Gallery gap analysis dissertation topics are areas of research that aim to identify the differences between existing art galleries and those that are needed in order to better serve the publics needs. This type of analysis can be especially useful in understanding the impact of public policy on the art gallery system, as well as providing insights into how to increase access to quality art.
When conducting a gallery gap analysis, the researcher must first define the scope and scale of the project. This includes identifying what types of galleries are to be included in the analysis and the specific criteria used to assess them. For example, one might decide to focus on small independent galleries, or those located in certain geographical areas. Once this scope and scale have been determined, the researcher can then move on to collecting and analyzing data on the existing galleries, assessing their strengths and weaknesses.
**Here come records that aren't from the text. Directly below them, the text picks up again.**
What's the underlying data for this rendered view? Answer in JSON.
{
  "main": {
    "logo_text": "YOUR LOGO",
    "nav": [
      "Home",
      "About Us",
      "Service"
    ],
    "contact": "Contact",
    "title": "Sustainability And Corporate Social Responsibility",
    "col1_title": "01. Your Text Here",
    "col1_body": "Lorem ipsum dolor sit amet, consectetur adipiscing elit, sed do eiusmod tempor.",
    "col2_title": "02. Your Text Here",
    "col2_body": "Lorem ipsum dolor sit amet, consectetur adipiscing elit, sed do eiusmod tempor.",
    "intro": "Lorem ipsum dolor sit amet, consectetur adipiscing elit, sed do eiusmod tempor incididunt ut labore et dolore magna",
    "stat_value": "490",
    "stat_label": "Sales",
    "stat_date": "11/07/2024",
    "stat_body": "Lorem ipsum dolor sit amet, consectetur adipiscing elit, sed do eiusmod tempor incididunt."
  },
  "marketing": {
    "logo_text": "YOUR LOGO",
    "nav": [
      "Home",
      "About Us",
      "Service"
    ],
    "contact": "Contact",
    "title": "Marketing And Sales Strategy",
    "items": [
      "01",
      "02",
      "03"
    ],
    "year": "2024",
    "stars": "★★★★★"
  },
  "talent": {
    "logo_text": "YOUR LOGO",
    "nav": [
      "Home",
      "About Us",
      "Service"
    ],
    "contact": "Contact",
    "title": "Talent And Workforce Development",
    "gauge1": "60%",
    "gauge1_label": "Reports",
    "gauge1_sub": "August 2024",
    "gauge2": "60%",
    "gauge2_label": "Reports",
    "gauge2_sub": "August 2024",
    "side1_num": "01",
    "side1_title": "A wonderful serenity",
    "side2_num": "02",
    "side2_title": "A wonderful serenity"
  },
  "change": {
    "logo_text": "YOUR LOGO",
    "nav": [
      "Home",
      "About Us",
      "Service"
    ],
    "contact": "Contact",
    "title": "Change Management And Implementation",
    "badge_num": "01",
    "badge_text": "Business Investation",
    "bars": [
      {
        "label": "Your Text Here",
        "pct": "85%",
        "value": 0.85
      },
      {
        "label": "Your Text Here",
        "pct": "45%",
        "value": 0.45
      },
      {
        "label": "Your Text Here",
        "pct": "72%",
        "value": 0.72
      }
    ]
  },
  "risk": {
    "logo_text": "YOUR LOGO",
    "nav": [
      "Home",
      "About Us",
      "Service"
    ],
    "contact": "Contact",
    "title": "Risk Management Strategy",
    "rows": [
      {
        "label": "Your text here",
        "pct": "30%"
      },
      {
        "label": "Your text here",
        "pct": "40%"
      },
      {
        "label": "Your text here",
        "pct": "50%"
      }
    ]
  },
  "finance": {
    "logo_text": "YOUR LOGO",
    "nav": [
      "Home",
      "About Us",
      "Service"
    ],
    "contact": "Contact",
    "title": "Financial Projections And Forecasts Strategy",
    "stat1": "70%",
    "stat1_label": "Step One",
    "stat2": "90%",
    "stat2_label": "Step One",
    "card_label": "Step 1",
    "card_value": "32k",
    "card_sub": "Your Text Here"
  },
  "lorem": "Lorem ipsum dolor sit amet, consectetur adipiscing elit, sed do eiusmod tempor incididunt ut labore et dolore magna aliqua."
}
Next, the researcher can compare existing galleries with those that are needed in order to better meet public needs. This comparison can include examining the types of artworks exhibited in each gallery and the degree to which each gallery meets the needs of its local community. Additionally, a comparison of the financial resources available for each gallery can provide information on how well they are able to sustain themselves over time.
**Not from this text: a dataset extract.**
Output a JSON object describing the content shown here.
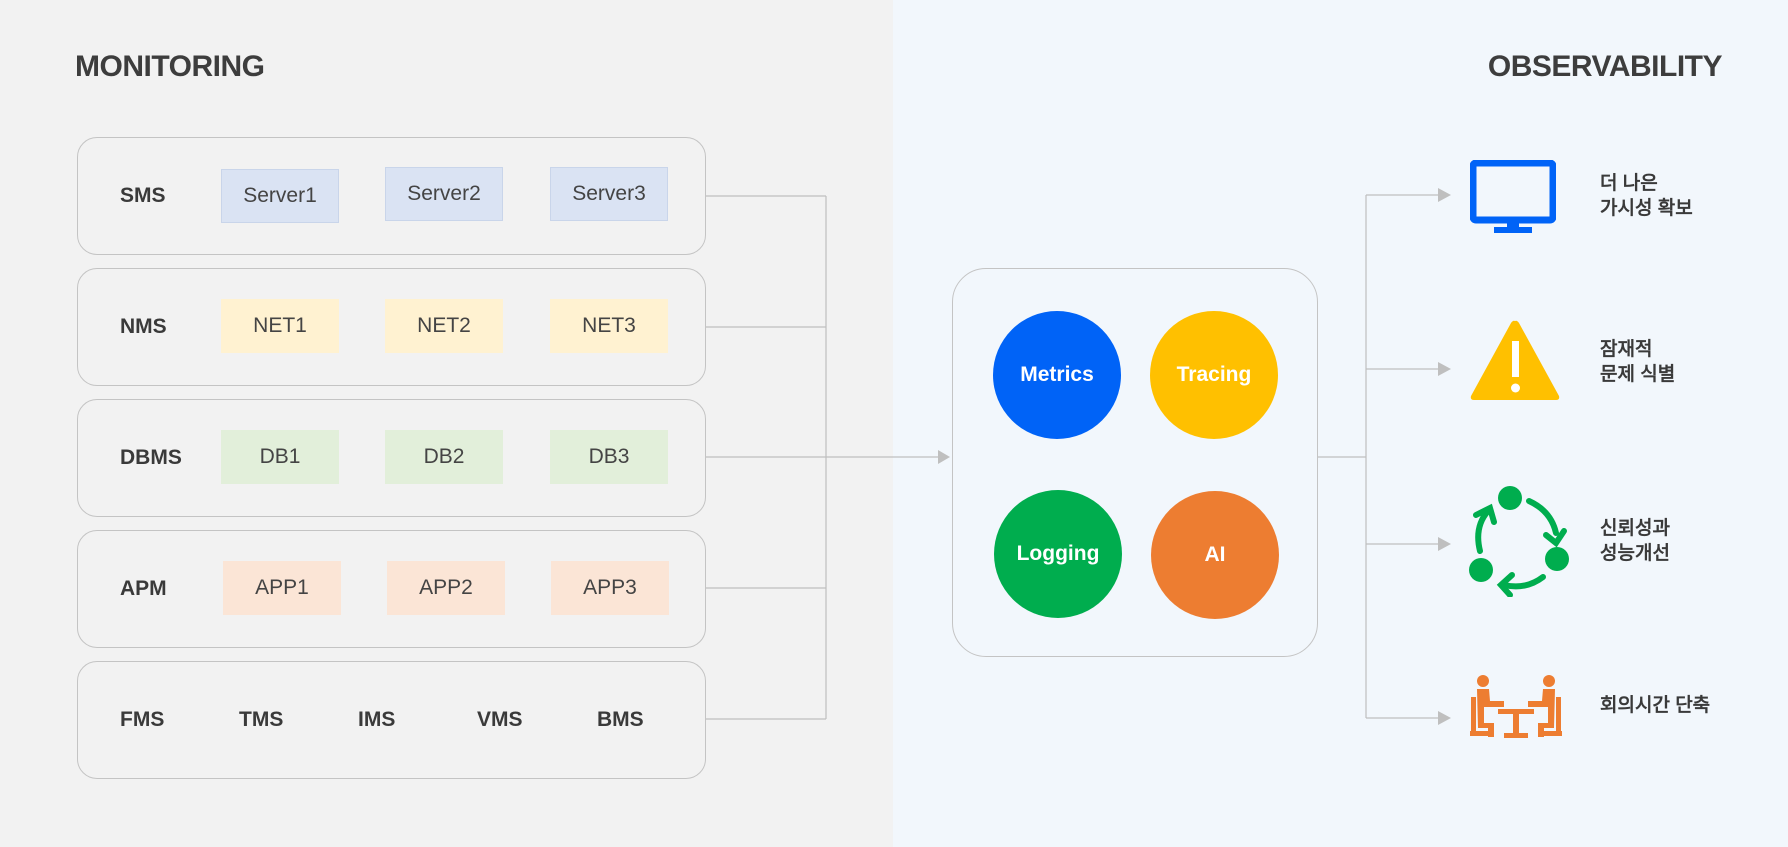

From this analysis, the researcher can make recommendations for improving existing galleries or creating new ones that better serve the publics needs. For example, they might suggest ways to ensure greater access to quality artworks and support for local artists. They may also recommend measures to ensure that public galleries are financially stable and sustainable over time.
Finally, gallery gap analysis dissertation topics can be used to examine the impact of public policies on the gallery system. By exploring these topics, researchers may be able to identify areas where policy changes could improve access to quality art and promote sustainability among galleries. In addition, such studies may also provide insights into how public policy affects the long-term health of the art gallery system.